I called my friend at 2 am. The friend would listen to me describing my pain for 2 hours. As I talked I became calmer and we decided that I would go to emergency the following day. Which I did.

Despite all the pain and darkness I somewhere within me wanted life more than death. I realized the death I had sought for in reality was for the pain to go away, not for me to go away.

It’s been 2,5 years since that night. Two and a half years of truly hard work, but also work that’s been worth it. I’m leading a content, satisfying life today. I’m happy and glad more than I am sad. Life goes up and down, for sure. But, I never hit those extreme depression lows anymore. And intense anxiety is pretty much absent from my day to day life.

If you’re reading this and shame or something else keeps you from seeking help, I want to encourage you to seek for help despite that. I know it’s hard, but I also know it’s worth it. And you are truly worth something better than the trap of depression. If you can, please try to put the opinions of others aside for just one moment and decide that your wellbeing is worth more than their opinions.

Shame has no rights. Change is indeed possible. Depression is not a final destination.

Back To Nature

Nature doesn’t judge…and if there’s one thing a soul which used to be depressed and anxious needs, then it’s to be somewhere where there’s no judgement.

Sounds like a cliche, doesn’t it? Back to nature.

However, that’s what I’ve been doing a lot of lately. Spent much time in nature. It’s been a retreat for the mind, heart and soul.

In the environment of the forest, there’s no stress. Everything happens at a low pace. There’s no time to keep track of, no impressions from a pulsating city life. Nothing wants my attention, I can give my attention to whatever I want, whenever and how I want.

Ever since I started dealing with depression I’ve been looking for things that give relief, calm and sense of peacefulness. Time after time nature proves to be this thing for me.

Whether I engage in hiking for hours in various landscapes, bring my camera to search for interesting nature motifs or lose myself in a book under the shadow of trees, a simple inner peace and bliss is bound to appear and nurture my being in a way that I don’t find anywhere else.

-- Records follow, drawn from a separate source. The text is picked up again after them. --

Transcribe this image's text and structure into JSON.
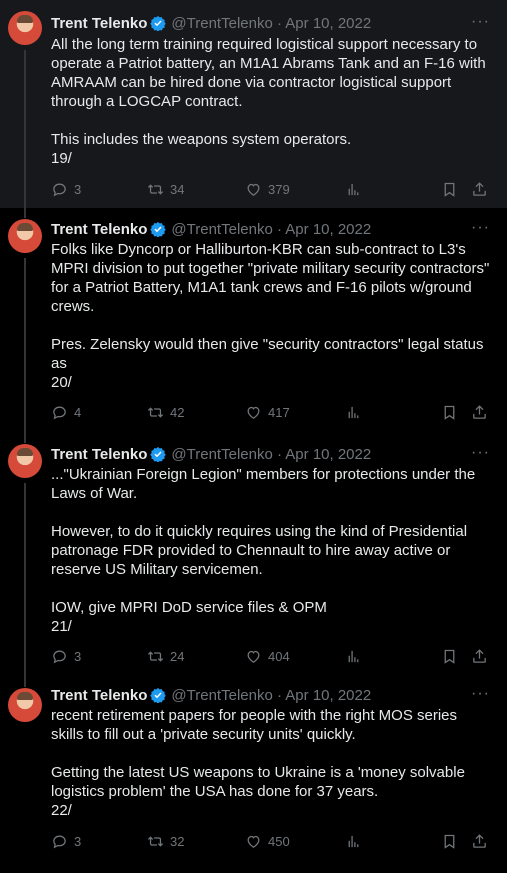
{
  "colors": {
    "background": "#000000",
    "text": "#e7e9ea",
    "muted": "#71767b",
    "verified": "#1d9bf0"
  },
  "tweets": [
    {
      "name": "Trent Telenko",
      "handle_time": "@TrentTelenko · Apr 10, 2022",
      "text": "All the long term training required logistical support necessary to operate a Patriot battery, an M1A1 Abrams Tank and an F-16 with AMRAAM can be hired done via contractor logistical support through a LOGCAP contract.\n\nThis includes the weapons system operators.\n19/",
      "replies": "3",
      "retweets": "34",
      "likes": "379"
    },
    {
      "name": "Trent Telenko",
      "handle_time": "@TrentTelenko · Apr 10, 2022",
      "text": "Folks like Dyncorp or Halliburton-KBR can sub-contract to L3's MPRI division to put together \"private military security contractors\" for a Patriot Battery, M1A1 tank crews and F-16 pilots w/ground crews.\n\nPres. Zelensky would then give \"security contractors\" legal status as\n20/",
      "replies": "4",
      "retweets": "42",
      "likes": "417"
    },
    {
      "name": "Trent Telenko",
      "handle_time": "@TrentTelenko · Apr 10, 2022",
      "text": "...\"Ukrainian Foreign Legion\" members for protections under the Laws of War.\n\nHowever, to do it quickly requires using the kind of Presidential patronage FDR provided to Chennault to hire away active or reserve US Military servicemen.\n\nIOW, give MPRI DoD service files & OPM\n21/",
      "replies": "3",
      "retweets": "24",
      "likes": "404"
    },
    {
      "name": "Trent Telenko",
      "handle_time": "@TrentTelenko · Apr 10, 2022",
      "text": "recent retirement papers for people with the right MOS series skills to fill out a 'private security units' quickly.\n\nGetting the latest US weapons to Ukraine is a 'money solvable logistics problem' the USA has done for 37 years.\n22/",
      "replies": "3",
      "retweets": "32",
      "likes": "450"
    }
  ]
}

There’s much to learn. Nature doesn’t judge, it’s simply just there, letting me enjoy and explore it. Letting me be myself within it, without evaluating. And if there’s one thing a soul which used to be depressed and anxious needs, then it’s to be somewhere where there’s no judgement.

In nature I’ve found a space to be just me, it’s become a place to recharge, experience inner peace and become inspired.

Whatever it may mean for you, I encourage anyone to search for their place of bliss. I hope to always return to mine…